The New Orleans, Louisiana, Police Department (NOPD) has had its share of problems. Its history includes poor training; weak supervision; excessive force; racial profiling; biased policing; inadequate investigations; and, of course, the imposition of a federal consent decree in 2012. However, the department has worked hard to reinvent itself, and, while it still has a way to go to shed the vestiges of its past, the NOPD has shown itself willing to take bold strides down paths many other departments have feared to tread.

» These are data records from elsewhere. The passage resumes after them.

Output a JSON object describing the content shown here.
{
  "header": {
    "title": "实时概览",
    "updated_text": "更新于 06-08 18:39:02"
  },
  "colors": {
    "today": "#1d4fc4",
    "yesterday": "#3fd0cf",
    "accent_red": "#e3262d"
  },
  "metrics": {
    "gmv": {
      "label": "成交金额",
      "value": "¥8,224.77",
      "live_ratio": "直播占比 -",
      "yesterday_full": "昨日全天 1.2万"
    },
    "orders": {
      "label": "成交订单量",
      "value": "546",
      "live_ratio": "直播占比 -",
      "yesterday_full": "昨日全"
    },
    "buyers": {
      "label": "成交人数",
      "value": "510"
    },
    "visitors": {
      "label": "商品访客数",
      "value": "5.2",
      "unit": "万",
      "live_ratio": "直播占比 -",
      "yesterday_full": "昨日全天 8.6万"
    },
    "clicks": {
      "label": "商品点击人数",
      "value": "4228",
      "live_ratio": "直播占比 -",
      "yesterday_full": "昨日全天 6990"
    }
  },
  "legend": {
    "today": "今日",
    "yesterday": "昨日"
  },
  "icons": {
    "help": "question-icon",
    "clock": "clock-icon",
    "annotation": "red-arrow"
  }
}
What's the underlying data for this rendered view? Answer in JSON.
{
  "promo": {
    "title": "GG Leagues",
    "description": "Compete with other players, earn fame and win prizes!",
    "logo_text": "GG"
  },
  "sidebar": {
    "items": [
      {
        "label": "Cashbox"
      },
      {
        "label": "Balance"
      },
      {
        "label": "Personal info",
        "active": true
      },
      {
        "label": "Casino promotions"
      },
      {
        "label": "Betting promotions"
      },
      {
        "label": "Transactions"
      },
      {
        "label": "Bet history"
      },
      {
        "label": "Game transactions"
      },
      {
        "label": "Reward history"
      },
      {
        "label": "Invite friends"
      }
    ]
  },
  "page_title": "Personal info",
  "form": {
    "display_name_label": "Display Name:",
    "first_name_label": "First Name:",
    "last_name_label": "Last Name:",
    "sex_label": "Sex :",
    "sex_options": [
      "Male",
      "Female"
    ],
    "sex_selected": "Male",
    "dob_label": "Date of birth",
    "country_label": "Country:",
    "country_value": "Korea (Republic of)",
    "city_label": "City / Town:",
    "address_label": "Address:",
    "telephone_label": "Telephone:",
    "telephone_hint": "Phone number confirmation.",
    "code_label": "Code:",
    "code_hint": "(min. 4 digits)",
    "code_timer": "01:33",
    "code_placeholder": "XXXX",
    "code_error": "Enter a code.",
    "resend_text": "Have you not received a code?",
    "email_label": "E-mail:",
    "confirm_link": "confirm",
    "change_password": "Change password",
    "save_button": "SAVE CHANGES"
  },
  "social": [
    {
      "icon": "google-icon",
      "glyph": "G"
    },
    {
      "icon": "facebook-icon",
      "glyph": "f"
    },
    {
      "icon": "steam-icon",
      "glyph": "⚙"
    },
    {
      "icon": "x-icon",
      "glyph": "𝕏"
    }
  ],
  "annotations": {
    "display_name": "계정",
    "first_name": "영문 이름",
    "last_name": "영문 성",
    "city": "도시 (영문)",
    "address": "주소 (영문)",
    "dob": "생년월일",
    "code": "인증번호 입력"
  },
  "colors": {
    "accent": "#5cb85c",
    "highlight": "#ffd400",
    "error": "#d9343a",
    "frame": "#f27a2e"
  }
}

In June 2010, the NOPD engaged a civilian to run its internal affairs department. In November 2010, the department signed a formal cooperation agreement with the local independent police monitor, a position created by the voters of New Orleans to provide civilian oversight of the department. In 2012, the department rolled out one of the United States’ first, agency-wide body-worn camera programs. Throughout 2014 and 2015, the department developed and implemented a number of revised policies reflecting best practices in the areas of vehicle pursuits, uses of force, misconduct investigations, and discipline. And, in February 2016, in a move that flew in the face of the trend among police agencies (and state legislatures), NOPD took a strong stand in favor of transparency by implementing a formal policy promoting the prompt, voluntary public release of critical incident videos. Each of these actions shows courage, commitment, and confidence.